ChefTalk.com Top Picks
It depends a bit on the age of your crockpot.
Older slow cookers were 175 F on low and 195 F on high, whereas the newer slow cookers operate on at least 200 F on low, and 300 on high.
The heat was changed because a few people were getting sick on the low temperature settings of the old models. The food was taking too long to come to food safe temperatures. This is more a problem of the user improperly setting things up, but what are you going to do?
So now you need to adapt recipes to fit with the new cooker temps or you'll have very overcooked food.
I am asking what happens after reach simmer point........say use high . I know using high gets to simmering point faster than low,but what happens after you reach simmer point on high> Does it cook at the 212 degree or with some it is higher or does the heat drop ? If kept at the 212 or higher would boil right?

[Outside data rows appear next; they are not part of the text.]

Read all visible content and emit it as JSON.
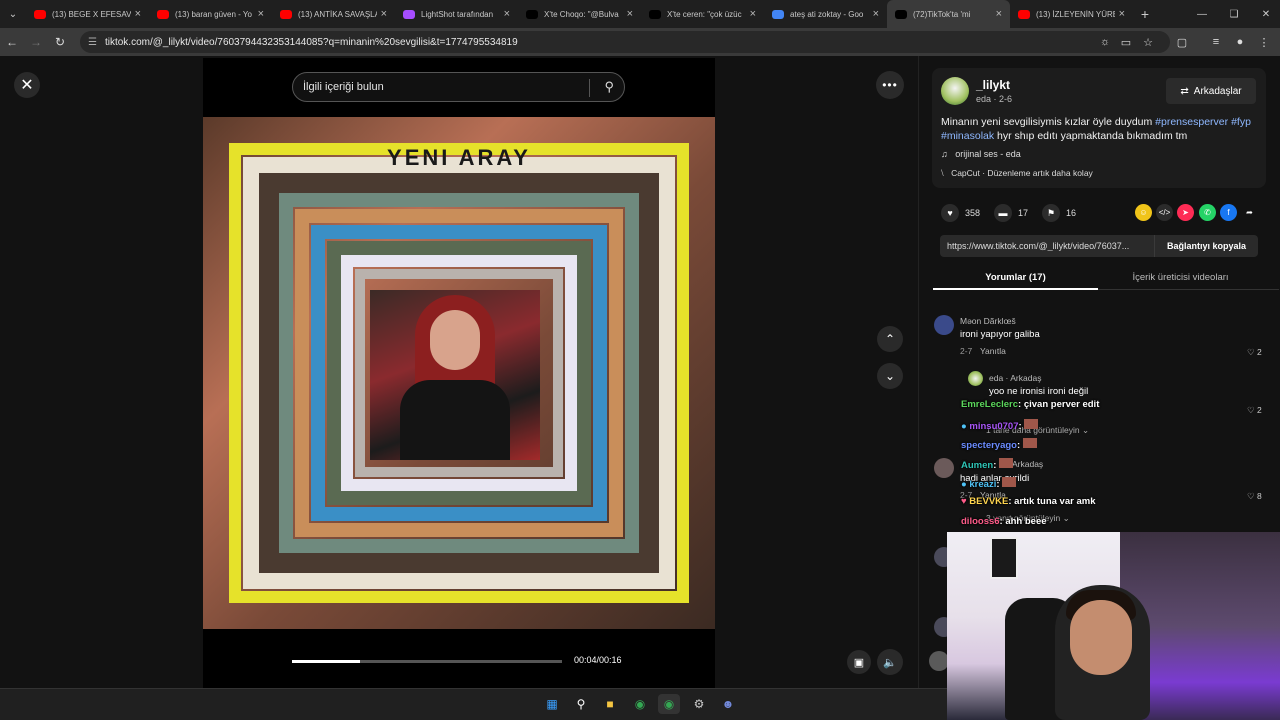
{
  "browser": {
    "tabs": [
      {
        "label": "(13) BEGE X EFESAVA",
        "icon": "youtube-icon",
        "color": "#ff0000"
      },
      {
        "label": "(13) baran güven - Yo",
        "icon": "youtube-icon",
        "color": "#ff0000"
      },
      {
        "label": "(13) ANTİKA SAVAŞLA",
        "icon": "youtube-icon",
        "color": "#ff0000"
      },
      {
        "label": "LightShot tarafından",
        "icon": "feather-icon",
        "color": "#a64dff"
      },
      {
        "label": "X'te Choqo: \"@Bulva",
        "icon": "x-icon",
        "color": "#000000"
      },
      {
        "label": "X'te ceren: \"çok üzüc",
        "icon": "x-icon",
        "color": "#000000"
      },
      {
        "label": "ateş ati zoktay - Goo",
        "icon": "google-icon",
        "color": "#4285f4"
      },
      {
        "label": "(72)TikTok'ta 'mi",
        "icon": "tiktok-icon",
        "color": "#000000",
        "active": true
      },
      {
        "label": "(13) İZLEYENİN YÜRE",
        "icon": "youtube-icon",
        "color": "#ff0000"
      }
    ],
    "url": "tiktok.com/@_lilykt/video/7603794432353144085?q=minanin%20sevgilisi&t=1774795534819"
  },
  "video": {
    "search_placeholder": "İlgili içeriği bulun",
    "time": "00:04/00:16",
    "progress": 0.25,
    "overlay_text": "YENI ARAY"
  },
  "post": {
    "username": "_lilykt",
    "meta": "eda · 2-6",
    "friends_button": "Arkadaşlar",
    "caption_text": "Minanın yeni sevgilisiymis kızlar öyle duydum",
    "tags": [
      "#prensesperver",
      "#fyp",
      "#minasolak"
    ],
    "caption_tail": "hyr shıp edıtı yapmaktanda bıkmadım tm",
    "sound": "orijinal ses - eda",
    "capcut": "CapCut · Düzenleme artık daha kolay",
    "likes": "358",
    "comments": "17",
    "saves": "16",
    "share_url": "https://www.tiktok.com/@_lilykt/video/76037...",
    "copy_link": "Bağlantıyı kopyala",
    "tab_comments": "Yorumlar (17)",
    "tab_creator": "İçerik üreticisi videoları"
  },
  "comments": [
    {
      "user": "Məon Dãrklœš",
      "text": "ironi yapıyor galiba",
      "date": "2-7",
      "reply": "Yanıtla",
      "likes": "2"
    },
    {
      "user": "eda · Arkadaş",
      "text": "yoo ne ironisi ironi değil",
      "likes": "2",
      "more": "1 tane daha görüntüleyin"
    },
    {
      "user": "Arkadaş",
      "text": "hadi anlar ayrildi",
      "date": "2-7",
      "reply": "Yanıtla",
      "likes": "8",
      "more": "3 yanıt görüntüleyin"
    }
  ],
  "chat": [
    {
      "user": "EmreLeclerc",
      "text": ": çivan perver edit",
      "color": "#5cd65c"
    },
    {
      "user": "minsu0707",
      "text": ":",
      "color": "#a855f7"
    },
    {
      "user": "specteryago",
      "text": ":",
      "color": "#6b8cff"
    },
    {
      "user": "Aumen",
      "text": ":",
      "color": "#2ec4b6"
    },
    {
      "user": "kreazi",
      "text": ":",
      "color": "#4fc3f7"
    },
    {
      "user": "BEVVKE",
      "text": ": artık tuna var amk",
      "color": "#ffd54f"
    },
    {
      "user": "dilooss6",
      "text": ": ahh beee",
      "color": "#ff5c8a"
    }
  ]
}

Making high cooking the food faster?
The thermostat will try to attain its set temperature. What temperature it achieves depends on what's in your pot and the strength of the heating element and how fast it can lose the heat. Generally there is enough water and water containing items that you won't get much above boiling during normal cooking times. If you filled your pot with oil, you'd hit higher temps.
There's not really any difference in the heating rate, more where the element shuts off. It's not shooting for any true simmer or stable cooking point, just a factory set temperature.

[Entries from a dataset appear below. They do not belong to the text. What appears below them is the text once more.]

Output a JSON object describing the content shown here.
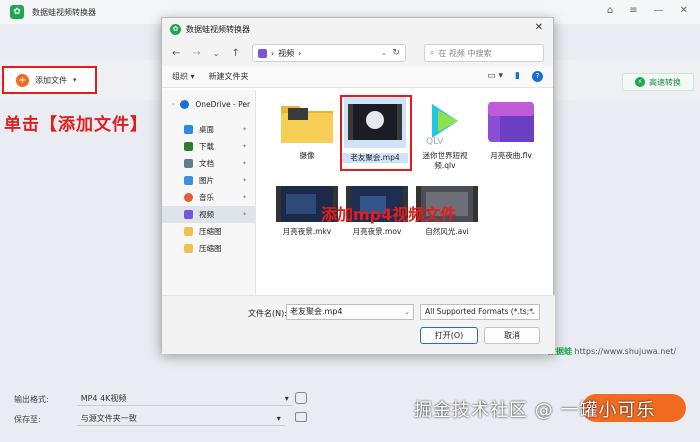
{
  "app": {
    "title": "数据蛙视频转换器",
    "logo": "frog-logo-icon",
    "window_controls": [
      "⌂",
      "≡",
      "—",
      "✕"
    ]
  },
  "toolbar": {
    "add_file_label": "添加文件",
    "fast_convert_label": "高速转换",
    "add_plus": "+",
    "add_caret": "▾",
    "fast_bolt": "⚡"
  },
  "annotations": {
    "click_add": "单击【添加文件】",
    "add_mp4": "添加mp4视频文件",
    "accent_color": "#e11d1d"
  },
  "bottom": {
    "format_label": "输出格式:",
    "format_value": "MP4 4K视频",
    "save_label": "保存至:",
    "save_value": "与源文件夹一致",
    "caret": "▾",
    "convert_color": "#f26b20"
  },
  "watermarks": {
    "juejin": "掘金技术社区 @ 一罐小可乐",
    "site_name": "数据蛙",
    "site_url": "https://www.shujuwa.net/"
  },
  "dialog": {
    "title": "数据蛙视频转换器",
    "close": "✕",
    "nav": {
      "back": "←",
      "forward": "→",
      "down": "⌄",
      "up": "↑"
    },
    "address": {
      "crumb": "视频",
      "sep": "›",
      "dropdown": "⌄",
      "refresh": "↻"
    },
    "search_placeholder": "在 视频 中搜索",
    "search_icon": "⌕",
    "organize": "组织 ▾",
    "new_folder": "新建文件夹",
    "view_icons": [
      "▭ ▾",
      "▮"
    ],
    "help_icon": "?",
    "nav_pane": [
      {
        "label": "OneDrive - Per",
        "icon": "cloud-icon",
        "color": "#1b6fd1"
      },
      {
        "label": "桌面",
        "icon": "desktop-icon",
        "color": "#2b8ae6",
        "pin": "📌"
      },
      {
        "label": "下载",
        "icon": "download-icon",
        "color": "#2e7d32",
        "pin": "📌"
      },
      {
        "label": "文档",
        "icon": "document-icon",
        "color": "#607d8b",
        "pin": "📌"
      },
      {
        "label": "图片",
        "icon": "picture-icon",
        "color": "#3f8fd8",
        "pin": "📌"
      },
      {
        "label": "音乐",
        "icon": "music-icon",
        "color": "#e65c3a",
        "pin": "📌"
      },
      {
        "label": "视频",
        "icon": "video-icon",
        "color": "#7b55d6",
        "pin": "📌"
      },
      {
        "label": "压缩图",
        "icon": "folder-icon",
        "color": "#f0c24b"
      },
      {
        "label": "压缩图",
        "icon": "folder-icon",
        "color": "#f0c24b"
      }
    ],
    "files": [
      {
        "name": "摄像",
        "kind": "folder"
      },
      {
        "name": "老友聚会.mp4",
        "kind": "video-selected"
      },
      {
        "name": "迷你世界短视频.qlv",
        "kind": "qlv"
      },
      {
        "name": "月亮夜曲.flv",
        "kind": "flv"
      },
      {
        "name": "月亮夜景.mkv",
        "kind": "video"
      },
      {
        "name": "月亮夜景.mov",
        "kind": "video"
      },
      {
        "name": "自然风光.avi",
        "kind": "video"
      }
    ],
    "filename_label": "文件名(N):",
    "filename_value": "老友聚会.mp4",
    "filter_value": "All Supported Formats (*.ts;*",
    "open_label": "打开(O)",
    "cancel_label": "取消",
    "dropdown": "⌄"
  }
}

phatch.... thanks for you help yesterday. My wife asked me why do some sites say ....Using an instant read thermometer will ensure that your unit is up to temperature. Crock-Pot® SlowCcookers reach the simmer point and stabilize on both "High" and "Low" at about 209°F. If they dont do anything with stabilizing like you stated before? Why would they mention it? If you have any answers would appr. it. Also could you explain the stabilizing part too.
They may have added fuzzy logic. If they have, I don't know. I'm going by what I've learned from my old slow cooker and what I've seen reported on the new ones. You'll have to contact the makers of that line of pots and find out what they're doing differently.
That said, they may be generalizing that for the amount of liquid people use, the rate of heat they apply and the rate of heat the device loses, it averages out to those points. I don't know for sure.
I have a couple of old school pots. Tested one yesterday with a gallon of water in it. On low, it took several hours to come up to a steady 170 F. Turned it to high, and about an hour later had the water simmering at 195. Yes, water boils before 212 here at 4300 feet above sea level.